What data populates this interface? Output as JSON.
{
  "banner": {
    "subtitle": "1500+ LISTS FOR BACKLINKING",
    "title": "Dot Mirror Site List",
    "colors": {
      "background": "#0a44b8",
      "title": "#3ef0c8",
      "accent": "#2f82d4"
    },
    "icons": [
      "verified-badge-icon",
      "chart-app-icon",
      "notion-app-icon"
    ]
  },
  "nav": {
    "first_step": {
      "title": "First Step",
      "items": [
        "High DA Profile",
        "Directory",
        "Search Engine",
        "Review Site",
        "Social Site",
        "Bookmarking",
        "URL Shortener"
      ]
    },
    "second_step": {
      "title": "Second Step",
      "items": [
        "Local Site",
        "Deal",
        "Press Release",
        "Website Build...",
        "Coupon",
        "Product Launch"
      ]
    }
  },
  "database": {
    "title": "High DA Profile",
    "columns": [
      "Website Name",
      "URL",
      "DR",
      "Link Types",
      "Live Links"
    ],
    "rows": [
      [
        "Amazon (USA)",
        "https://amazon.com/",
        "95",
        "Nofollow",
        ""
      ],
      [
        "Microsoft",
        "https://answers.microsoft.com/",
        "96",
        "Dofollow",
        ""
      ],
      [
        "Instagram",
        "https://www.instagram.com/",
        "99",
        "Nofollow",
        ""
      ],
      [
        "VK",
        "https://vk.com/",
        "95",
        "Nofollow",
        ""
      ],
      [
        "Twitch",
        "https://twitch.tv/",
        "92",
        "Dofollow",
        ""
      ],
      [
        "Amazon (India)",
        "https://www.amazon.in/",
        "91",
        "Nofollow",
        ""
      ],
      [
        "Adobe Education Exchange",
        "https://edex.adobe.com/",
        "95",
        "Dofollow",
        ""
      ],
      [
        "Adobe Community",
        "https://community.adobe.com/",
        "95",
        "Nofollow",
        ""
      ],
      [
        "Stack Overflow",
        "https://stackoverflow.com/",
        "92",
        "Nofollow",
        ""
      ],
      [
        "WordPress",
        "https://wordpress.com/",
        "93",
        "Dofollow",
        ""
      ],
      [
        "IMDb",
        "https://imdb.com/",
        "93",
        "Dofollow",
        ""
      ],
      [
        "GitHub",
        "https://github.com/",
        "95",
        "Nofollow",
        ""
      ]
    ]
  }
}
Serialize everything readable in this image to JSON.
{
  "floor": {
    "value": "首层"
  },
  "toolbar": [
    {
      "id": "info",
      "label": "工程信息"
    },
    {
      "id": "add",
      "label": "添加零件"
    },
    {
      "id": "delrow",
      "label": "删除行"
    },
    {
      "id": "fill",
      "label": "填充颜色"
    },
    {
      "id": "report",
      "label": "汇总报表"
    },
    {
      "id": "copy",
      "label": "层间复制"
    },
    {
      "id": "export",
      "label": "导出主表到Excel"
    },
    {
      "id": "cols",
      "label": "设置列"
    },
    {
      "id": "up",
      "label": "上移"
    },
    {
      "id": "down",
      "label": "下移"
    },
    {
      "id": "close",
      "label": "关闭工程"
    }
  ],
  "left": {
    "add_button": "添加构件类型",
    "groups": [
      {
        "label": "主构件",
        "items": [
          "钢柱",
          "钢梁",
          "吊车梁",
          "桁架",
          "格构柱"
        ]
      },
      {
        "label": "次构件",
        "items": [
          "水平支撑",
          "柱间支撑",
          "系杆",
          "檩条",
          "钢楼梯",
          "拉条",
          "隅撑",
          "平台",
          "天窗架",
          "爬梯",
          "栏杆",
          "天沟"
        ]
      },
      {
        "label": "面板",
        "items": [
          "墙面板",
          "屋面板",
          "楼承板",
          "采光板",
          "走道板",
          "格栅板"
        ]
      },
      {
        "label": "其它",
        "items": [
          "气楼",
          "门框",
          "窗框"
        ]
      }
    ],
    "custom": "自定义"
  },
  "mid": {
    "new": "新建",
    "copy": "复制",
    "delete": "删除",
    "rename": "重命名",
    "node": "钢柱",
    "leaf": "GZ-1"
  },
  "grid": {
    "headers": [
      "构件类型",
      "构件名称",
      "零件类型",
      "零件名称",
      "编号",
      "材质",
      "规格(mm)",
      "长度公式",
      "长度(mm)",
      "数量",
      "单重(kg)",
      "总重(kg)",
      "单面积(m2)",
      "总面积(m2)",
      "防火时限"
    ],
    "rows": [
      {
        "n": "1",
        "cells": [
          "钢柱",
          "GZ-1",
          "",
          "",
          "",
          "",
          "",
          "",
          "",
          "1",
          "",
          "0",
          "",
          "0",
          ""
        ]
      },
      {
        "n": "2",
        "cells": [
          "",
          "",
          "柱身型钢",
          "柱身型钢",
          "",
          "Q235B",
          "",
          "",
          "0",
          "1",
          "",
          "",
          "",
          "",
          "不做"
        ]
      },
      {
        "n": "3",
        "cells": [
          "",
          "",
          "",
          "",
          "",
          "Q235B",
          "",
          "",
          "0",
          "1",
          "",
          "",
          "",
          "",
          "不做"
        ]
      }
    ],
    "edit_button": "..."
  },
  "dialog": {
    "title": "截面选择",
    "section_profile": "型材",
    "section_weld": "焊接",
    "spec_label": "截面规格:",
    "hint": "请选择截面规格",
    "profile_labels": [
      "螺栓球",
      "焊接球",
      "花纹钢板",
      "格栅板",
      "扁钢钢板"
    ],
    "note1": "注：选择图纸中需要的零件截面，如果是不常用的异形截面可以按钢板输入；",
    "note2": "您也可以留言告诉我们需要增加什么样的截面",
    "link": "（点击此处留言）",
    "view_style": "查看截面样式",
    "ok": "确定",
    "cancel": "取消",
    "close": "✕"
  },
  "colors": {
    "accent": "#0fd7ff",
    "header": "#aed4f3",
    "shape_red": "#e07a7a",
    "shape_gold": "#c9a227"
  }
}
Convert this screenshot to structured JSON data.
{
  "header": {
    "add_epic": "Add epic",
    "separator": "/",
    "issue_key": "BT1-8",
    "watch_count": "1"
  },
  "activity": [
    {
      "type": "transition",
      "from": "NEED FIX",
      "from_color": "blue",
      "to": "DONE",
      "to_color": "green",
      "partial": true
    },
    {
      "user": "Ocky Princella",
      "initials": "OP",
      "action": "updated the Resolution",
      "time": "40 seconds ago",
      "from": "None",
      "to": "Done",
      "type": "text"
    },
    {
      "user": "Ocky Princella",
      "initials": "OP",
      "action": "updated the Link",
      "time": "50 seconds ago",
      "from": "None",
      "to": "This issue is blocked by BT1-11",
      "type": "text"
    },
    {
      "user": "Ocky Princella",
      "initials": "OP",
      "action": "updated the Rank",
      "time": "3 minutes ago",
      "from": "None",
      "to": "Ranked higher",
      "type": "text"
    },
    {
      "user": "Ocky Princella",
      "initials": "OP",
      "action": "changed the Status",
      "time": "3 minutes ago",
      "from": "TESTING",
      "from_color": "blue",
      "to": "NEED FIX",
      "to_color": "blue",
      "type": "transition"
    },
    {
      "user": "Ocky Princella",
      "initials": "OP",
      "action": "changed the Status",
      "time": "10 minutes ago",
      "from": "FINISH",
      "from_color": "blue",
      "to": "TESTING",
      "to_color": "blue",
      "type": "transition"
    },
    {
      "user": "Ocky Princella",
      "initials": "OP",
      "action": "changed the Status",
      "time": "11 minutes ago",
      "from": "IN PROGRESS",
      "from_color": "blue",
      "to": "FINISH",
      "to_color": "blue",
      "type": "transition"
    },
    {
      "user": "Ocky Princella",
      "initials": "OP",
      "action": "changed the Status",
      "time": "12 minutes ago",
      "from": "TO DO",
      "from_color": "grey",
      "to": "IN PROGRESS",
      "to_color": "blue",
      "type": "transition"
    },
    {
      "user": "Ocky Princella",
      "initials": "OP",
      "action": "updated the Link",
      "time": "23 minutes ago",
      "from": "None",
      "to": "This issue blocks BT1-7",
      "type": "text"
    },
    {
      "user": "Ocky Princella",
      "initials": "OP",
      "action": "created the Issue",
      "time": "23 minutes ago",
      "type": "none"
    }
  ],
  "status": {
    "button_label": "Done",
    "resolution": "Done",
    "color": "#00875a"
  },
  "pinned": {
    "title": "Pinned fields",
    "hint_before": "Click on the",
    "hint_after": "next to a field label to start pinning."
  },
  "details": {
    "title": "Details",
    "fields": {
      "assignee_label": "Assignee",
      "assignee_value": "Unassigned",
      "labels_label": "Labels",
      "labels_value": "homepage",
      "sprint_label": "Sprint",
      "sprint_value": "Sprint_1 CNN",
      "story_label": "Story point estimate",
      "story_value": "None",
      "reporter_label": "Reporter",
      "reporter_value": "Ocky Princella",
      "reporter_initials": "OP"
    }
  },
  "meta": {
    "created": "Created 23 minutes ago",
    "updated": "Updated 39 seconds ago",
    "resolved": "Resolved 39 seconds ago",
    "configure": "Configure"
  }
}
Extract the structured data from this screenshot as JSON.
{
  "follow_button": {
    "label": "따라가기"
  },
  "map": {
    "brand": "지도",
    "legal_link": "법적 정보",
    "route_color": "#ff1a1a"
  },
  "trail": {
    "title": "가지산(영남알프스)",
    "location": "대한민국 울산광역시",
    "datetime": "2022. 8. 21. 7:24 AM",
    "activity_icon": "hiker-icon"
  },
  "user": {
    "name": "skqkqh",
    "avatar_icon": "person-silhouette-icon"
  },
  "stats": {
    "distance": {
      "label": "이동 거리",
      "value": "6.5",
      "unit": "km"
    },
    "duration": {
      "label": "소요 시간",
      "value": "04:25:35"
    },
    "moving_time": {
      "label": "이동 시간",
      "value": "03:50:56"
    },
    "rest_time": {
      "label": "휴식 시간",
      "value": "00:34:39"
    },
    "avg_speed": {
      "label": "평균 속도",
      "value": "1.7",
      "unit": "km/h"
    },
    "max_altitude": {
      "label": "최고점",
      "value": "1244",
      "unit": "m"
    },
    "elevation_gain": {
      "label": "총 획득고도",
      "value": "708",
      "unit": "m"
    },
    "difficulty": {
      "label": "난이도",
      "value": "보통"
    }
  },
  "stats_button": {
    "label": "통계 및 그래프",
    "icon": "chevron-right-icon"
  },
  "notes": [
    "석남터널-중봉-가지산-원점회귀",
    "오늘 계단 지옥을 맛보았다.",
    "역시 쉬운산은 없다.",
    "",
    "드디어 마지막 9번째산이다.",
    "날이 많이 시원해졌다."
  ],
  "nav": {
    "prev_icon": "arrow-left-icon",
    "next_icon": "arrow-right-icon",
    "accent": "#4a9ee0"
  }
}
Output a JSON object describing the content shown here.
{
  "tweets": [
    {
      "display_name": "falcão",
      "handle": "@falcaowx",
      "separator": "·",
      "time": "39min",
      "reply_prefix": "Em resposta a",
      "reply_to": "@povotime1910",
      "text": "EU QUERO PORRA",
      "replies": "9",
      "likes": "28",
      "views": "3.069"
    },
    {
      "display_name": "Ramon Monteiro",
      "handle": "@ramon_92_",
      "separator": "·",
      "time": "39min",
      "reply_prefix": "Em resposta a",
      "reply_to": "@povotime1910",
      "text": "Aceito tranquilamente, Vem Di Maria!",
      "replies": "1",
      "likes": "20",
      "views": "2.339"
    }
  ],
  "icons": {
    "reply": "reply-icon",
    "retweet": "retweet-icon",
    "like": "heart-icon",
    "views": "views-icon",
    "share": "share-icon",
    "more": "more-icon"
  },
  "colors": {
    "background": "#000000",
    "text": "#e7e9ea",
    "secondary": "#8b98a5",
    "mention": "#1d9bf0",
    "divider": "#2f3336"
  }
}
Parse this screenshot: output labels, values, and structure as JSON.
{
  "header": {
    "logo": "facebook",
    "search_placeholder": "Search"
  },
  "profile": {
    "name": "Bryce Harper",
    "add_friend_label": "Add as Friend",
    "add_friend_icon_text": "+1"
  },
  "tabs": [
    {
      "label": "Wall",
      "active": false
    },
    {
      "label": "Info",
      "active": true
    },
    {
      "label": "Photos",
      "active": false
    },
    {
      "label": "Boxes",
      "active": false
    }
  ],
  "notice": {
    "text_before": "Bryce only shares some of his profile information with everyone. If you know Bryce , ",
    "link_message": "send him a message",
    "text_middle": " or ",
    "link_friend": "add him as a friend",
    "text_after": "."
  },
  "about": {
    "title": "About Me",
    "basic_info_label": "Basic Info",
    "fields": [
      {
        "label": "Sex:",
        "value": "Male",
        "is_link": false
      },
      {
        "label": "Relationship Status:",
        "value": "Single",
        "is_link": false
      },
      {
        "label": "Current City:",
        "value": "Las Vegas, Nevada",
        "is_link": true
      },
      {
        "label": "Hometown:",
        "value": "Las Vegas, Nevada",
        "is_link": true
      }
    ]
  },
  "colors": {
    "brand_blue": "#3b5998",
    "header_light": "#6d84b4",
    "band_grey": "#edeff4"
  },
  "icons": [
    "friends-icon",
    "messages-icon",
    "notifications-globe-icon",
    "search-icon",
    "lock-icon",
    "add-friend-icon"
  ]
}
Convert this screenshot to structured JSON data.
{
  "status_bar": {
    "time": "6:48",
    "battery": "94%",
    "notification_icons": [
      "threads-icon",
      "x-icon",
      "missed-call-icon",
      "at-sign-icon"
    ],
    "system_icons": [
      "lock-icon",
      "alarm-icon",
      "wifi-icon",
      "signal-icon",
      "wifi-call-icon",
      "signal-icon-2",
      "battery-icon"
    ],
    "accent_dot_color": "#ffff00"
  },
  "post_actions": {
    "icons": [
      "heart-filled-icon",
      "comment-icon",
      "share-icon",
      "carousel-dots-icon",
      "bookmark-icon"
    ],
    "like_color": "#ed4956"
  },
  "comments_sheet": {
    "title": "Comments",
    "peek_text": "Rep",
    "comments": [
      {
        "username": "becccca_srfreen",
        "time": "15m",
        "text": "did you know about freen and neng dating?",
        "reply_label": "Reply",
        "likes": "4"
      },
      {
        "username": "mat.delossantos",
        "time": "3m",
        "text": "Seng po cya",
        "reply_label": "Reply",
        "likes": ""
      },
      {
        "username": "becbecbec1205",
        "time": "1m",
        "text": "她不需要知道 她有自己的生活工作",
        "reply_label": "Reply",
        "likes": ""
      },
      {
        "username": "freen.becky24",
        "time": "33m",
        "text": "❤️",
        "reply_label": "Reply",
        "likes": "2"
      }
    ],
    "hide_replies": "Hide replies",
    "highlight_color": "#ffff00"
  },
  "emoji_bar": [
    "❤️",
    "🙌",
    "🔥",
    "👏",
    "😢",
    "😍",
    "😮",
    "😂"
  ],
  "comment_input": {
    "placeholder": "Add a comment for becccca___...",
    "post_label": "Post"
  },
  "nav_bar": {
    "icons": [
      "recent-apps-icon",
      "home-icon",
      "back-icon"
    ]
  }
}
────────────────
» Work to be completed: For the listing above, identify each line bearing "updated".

» Task response:
      "action": "updated the Resolution",
      "action": "updated the Link",
      "action": "updated the Rank",
      "action": "updated the Link",
    "updated": "Updated 39 seconds ago",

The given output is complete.